The next Hove lunch will be on 12th May 2020, 12:30 PM – 2:30 PM, at the Ginger Pig Pub, sponsored by Sarah Hurst Skin Clinic - Book here
In relation to COVID-19, we hope that the next Hove event will still be going forwards. As it is hard to predict what may happen, we will ensure to keep you updated with any further developments and information.
Book onto upcoming dates here:
Sarah Hurst Skin Clinic
The truth about Vitamin A.
There are many ingredients in cosmetics that claim to be a miracle cure for ageing, sun damaged and acne skin. It’s a market full of hype, so how do you work out the fact from the fiction? Firstly, we need to determine what our skin needs to make it healthy and replenish it with these ingredients. THE most important vitamin and ingredient is Vitamin A. Vitamin A is vital for skin, eye and reproductive health. Here we are looking at the advantages for skin.

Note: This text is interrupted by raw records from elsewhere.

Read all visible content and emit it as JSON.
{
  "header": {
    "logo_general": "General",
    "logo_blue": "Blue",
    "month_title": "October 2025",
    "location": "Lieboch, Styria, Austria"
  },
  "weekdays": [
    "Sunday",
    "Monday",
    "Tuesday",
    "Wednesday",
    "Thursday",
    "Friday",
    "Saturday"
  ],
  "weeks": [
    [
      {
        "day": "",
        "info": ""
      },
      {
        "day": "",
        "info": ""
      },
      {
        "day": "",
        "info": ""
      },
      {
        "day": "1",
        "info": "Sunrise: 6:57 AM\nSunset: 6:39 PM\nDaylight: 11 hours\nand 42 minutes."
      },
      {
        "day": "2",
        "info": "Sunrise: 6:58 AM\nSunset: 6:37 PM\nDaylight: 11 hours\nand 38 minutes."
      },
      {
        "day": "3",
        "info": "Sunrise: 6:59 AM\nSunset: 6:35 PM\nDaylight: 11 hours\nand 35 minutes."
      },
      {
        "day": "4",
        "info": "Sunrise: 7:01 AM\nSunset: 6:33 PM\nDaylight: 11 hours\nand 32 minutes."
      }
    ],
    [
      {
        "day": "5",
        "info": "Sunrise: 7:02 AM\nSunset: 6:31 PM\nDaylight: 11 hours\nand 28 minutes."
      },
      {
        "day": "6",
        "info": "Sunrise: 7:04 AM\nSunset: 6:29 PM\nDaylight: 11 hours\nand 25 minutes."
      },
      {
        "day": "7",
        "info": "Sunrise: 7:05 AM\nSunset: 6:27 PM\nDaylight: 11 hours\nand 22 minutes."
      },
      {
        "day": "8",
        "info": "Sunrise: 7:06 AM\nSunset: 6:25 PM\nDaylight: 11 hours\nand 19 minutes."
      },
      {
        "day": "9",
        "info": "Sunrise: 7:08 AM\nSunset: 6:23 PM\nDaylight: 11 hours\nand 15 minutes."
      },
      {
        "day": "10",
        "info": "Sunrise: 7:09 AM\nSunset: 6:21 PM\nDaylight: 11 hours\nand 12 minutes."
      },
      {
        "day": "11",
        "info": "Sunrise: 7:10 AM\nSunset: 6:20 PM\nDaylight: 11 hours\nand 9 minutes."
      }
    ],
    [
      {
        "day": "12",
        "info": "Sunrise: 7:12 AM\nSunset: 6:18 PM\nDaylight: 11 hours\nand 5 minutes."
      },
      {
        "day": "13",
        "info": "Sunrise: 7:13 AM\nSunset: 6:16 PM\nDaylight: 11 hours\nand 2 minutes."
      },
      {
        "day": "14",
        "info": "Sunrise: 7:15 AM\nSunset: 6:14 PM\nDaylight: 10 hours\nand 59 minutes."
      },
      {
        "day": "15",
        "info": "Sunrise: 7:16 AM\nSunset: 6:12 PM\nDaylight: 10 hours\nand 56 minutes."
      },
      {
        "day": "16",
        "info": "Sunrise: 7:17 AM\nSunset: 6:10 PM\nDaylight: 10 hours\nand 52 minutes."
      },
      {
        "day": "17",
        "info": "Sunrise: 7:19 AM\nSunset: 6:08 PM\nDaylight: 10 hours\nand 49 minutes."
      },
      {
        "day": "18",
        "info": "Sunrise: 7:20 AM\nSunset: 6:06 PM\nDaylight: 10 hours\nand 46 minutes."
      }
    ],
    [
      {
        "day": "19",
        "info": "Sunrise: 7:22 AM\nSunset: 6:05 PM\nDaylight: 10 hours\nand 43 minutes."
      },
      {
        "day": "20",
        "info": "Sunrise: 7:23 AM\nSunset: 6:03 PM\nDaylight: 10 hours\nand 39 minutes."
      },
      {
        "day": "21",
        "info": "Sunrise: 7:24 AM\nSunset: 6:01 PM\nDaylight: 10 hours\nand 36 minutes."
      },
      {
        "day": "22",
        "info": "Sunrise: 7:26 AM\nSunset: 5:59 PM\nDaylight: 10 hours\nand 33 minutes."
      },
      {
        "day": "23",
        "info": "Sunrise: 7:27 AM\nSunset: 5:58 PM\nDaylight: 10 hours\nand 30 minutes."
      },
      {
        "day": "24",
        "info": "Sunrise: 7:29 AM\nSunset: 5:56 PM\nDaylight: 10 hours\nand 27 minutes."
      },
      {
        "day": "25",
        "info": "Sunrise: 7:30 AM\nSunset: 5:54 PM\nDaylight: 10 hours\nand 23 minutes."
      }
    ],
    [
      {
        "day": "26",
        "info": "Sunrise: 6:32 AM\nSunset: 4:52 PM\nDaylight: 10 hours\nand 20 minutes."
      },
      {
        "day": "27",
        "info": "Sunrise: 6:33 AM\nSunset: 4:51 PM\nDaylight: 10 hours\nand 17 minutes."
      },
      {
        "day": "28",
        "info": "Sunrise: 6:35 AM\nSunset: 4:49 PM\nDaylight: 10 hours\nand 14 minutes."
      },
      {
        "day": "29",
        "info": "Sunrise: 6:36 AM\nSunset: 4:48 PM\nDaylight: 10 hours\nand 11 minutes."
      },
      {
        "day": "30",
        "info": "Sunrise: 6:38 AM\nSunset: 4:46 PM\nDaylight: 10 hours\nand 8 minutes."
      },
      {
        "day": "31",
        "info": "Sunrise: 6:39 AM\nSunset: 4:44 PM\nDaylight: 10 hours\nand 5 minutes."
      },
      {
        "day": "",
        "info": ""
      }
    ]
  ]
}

There is a lot of confusion surrounding this amazing ingredient and this is understandable. If it was straight forward, I wouldn’t be writing this blog to try and clarify the matter. Even in the skincare world itself, there is a lot of misinformation. When looking at different treatments that we can introduce into our clinic, many of the companies say that “the client mustn’t use vitamin A products for a period of time before the treatment”. Why not? “Because it thins the skin and over sensitises it” is the usual reply. Really? Vitamin A is known to thicken the skin, so why is this? It comes down to the form that the Vitamin A is carried in and the strength of the Vitamin A.
I’d like to put the record straight here, without blinding you all with so much science that you fall asleep or just get completely confused. Now, I’m not a scientist or even a medical professional for that matter. I am an aesthetic therapist who has worked with skin for over 30 years and with vitamin A products for around 15 years and have seen the transformations that applying this ingredient to the skin provides. However, in some forms, as much the skin can gain results from it, Vitamin A can sensitise the skin.
Medically prescribed forms of Vitamin A are often extremely strong. The skin isn’t acclimatised to receiving so much of the vitamin in one go and therefore our skin tends to react. Medically prescribed Vitamin A is usually Retin-A and is using an alcohol base as its carrier. We need Retin-A, but it isn’t needed on the surface of the skin, it is needed in the skin cells themselves for results. By applying Retin-A to the skin surface it acts as an irritant, and the skin can get dry and sensitive from application.
We can get all the results from Vitamin A by applying it to the skin in the form of Retinyl Parmitate. This has a fat ester as it’s carrier and is the natural form of Vitamin A found in the skin. Retinyl Parmitate goes through a conversion process in our skin and the ultimate ingredient is Retin-A which is converted directly in the skin cells. This means that it doesn’t act as an irritant in the skin surface and is much more easily absorbed and utilised.
By having a step-up process in Vitamin A application also means that the skin has chance to acclimatise before moving onto the next strength. The higher the strength, the better the results, but not at the detriment of the skin being sensitised to too high levels without acclimatisation. It is important to build up gradually.
On a final note a couple of key facts. If you were to go out into the sun all day and seek to get a tan, then you would lose around 90% of the vitamin A in your body. To replenish that then you would need to be in a darkened room for 5 – 7 days. Therefore, surely it makes perfect sense to be replacing this most important ingredient to ensure that you keep your skin at it’s healthiest and avoid having a “vitamin deficient” skin.